===== Records supplied =====

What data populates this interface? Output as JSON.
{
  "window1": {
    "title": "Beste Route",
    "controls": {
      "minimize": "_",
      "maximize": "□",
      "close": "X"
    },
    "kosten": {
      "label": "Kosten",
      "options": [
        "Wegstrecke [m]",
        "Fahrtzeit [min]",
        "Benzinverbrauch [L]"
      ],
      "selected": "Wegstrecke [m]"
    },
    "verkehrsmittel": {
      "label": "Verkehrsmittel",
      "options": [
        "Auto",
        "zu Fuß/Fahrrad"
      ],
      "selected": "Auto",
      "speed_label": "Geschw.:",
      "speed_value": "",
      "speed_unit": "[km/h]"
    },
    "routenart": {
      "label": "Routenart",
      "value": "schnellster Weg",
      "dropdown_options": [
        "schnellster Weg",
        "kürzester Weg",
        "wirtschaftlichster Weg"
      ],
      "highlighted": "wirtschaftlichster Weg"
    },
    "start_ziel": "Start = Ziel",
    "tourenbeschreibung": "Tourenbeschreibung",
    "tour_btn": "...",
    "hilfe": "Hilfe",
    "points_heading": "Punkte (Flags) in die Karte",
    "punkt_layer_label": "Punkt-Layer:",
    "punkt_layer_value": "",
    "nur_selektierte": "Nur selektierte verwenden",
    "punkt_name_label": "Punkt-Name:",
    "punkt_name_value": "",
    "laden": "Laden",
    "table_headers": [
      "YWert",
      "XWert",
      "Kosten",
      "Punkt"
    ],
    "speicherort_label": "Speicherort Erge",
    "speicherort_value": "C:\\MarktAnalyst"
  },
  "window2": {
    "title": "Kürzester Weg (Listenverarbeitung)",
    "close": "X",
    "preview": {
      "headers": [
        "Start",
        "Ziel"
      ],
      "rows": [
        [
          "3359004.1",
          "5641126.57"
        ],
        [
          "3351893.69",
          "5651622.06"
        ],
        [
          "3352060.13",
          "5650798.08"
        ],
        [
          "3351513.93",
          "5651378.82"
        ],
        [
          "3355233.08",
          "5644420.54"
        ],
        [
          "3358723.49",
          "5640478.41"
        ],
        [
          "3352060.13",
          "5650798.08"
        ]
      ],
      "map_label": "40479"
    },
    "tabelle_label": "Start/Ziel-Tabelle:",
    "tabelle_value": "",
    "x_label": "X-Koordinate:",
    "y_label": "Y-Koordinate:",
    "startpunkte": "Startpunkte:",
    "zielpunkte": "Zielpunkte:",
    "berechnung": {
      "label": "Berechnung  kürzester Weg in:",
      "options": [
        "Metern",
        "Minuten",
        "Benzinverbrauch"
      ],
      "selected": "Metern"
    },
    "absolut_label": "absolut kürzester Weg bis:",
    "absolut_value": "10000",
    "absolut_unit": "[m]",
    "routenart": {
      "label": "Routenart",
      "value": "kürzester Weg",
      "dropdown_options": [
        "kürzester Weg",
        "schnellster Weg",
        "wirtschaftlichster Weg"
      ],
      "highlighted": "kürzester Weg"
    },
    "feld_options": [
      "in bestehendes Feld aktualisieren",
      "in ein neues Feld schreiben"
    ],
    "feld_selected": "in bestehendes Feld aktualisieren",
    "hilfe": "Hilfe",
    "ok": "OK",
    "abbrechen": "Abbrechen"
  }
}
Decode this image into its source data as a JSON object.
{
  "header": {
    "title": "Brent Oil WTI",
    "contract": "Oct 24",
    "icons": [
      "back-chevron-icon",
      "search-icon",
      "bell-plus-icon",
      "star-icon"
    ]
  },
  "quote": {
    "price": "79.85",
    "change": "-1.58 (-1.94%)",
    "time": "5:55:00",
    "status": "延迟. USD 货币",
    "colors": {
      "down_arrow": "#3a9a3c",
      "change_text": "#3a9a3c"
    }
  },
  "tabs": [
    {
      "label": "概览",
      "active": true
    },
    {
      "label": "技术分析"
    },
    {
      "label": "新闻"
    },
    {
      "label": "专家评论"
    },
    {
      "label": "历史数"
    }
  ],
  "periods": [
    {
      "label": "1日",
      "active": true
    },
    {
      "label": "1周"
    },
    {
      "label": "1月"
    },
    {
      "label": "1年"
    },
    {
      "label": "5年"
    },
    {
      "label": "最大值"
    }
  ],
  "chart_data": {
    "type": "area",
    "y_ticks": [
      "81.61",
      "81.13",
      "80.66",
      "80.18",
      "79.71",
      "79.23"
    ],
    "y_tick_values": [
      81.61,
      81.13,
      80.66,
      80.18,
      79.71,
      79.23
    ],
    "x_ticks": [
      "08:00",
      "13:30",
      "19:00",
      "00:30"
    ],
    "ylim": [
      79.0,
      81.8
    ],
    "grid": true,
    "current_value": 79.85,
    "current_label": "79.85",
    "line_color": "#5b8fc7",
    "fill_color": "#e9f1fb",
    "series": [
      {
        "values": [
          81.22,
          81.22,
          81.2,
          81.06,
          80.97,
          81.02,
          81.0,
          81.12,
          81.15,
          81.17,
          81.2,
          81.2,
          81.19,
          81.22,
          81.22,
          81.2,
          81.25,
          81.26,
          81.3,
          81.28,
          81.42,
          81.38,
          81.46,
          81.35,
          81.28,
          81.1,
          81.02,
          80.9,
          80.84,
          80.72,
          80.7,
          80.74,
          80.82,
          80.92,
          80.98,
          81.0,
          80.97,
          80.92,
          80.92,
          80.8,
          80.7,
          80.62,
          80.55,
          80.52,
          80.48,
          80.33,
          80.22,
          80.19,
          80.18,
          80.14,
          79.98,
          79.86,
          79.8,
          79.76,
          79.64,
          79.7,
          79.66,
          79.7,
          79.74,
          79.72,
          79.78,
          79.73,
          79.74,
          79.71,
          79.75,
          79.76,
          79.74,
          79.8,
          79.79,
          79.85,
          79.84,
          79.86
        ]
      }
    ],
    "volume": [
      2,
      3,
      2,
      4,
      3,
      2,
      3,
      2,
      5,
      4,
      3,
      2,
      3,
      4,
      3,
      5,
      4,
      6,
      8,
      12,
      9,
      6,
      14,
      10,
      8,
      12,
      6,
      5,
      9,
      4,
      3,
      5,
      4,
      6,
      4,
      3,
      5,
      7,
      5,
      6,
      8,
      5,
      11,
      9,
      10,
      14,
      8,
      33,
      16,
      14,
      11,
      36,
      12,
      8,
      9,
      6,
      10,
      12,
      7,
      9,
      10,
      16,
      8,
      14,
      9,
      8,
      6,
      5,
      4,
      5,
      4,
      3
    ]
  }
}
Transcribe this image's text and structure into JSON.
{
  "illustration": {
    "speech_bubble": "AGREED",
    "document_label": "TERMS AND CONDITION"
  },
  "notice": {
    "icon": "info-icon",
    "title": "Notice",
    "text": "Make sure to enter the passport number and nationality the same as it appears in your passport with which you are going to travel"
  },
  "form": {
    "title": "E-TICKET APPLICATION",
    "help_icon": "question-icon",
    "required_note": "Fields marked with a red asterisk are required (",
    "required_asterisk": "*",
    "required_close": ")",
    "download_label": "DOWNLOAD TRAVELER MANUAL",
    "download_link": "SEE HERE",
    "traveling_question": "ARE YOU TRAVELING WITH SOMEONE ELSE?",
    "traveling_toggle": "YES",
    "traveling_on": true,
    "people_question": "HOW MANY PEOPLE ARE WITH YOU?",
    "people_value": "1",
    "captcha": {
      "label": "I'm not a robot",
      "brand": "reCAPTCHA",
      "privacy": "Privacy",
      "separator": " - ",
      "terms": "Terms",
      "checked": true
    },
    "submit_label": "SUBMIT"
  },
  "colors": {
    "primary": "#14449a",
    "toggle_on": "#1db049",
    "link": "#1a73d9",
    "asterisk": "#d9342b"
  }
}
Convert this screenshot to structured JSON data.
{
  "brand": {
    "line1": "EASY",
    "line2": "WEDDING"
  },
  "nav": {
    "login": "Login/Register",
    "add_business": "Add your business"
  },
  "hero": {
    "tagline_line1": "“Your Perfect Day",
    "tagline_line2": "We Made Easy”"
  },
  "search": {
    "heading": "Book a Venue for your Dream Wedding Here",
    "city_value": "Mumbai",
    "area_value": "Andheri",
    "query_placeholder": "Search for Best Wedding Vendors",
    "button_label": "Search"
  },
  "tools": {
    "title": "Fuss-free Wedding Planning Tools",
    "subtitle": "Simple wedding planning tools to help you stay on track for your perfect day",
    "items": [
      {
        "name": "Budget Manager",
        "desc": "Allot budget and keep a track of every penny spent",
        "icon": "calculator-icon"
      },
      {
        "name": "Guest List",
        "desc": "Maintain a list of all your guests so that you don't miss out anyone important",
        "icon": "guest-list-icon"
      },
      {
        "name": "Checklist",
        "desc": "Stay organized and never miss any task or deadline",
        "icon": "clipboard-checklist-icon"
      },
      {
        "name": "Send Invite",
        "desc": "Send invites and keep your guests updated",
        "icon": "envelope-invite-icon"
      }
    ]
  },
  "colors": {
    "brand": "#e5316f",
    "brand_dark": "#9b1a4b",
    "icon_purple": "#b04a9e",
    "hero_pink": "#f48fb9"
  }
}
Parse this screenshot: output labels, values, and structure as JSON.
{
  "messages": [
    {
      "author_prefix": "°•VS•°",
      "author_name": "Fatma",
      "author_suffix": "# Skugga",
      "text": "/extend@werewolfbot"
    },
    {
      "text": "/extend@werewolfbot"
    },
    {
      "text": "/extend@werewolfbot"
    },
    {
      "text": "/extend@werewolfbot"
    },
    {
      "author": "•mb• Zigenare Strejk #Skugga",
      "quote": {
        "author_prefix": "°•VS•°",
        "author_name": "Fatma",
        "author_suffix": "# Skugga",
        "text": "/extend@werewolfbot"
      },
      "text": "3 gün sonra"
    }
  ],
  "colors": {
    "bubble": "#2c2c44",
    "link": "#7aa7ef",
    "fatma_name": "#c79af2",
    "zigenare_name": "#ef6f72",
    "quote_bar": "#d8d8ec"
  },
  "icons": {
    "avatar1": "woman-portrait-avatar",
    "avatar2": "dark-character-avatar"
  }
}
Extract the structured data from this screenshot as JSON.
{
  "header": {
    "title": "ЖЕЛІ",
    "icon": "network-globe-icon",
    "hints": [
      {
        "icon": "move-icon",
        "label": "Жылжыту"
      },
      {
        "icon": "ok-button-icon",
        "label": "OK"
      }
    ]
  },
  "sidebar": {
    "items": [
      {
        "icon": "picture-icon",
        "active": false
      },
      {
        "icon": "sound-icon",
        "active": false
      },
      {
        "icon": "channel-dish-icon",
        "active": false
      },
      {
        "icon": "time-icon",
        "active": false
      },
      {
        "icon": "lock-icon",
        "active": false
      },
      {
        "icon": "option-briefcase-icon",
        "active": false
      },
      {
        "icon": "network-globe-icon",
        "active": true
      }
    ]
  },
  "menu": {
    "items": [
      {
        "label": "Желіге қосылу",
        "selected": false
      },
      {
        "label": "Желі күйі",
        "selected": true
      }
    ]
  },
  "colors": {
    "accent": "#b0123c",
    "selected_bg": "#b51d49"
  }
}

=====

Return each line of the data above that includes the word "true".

Answer to this exercise:
      "active": true
      "active": true
    "grid": true,
    "traveling_on": true,
      "checked": true
        "active": true
        "selected": true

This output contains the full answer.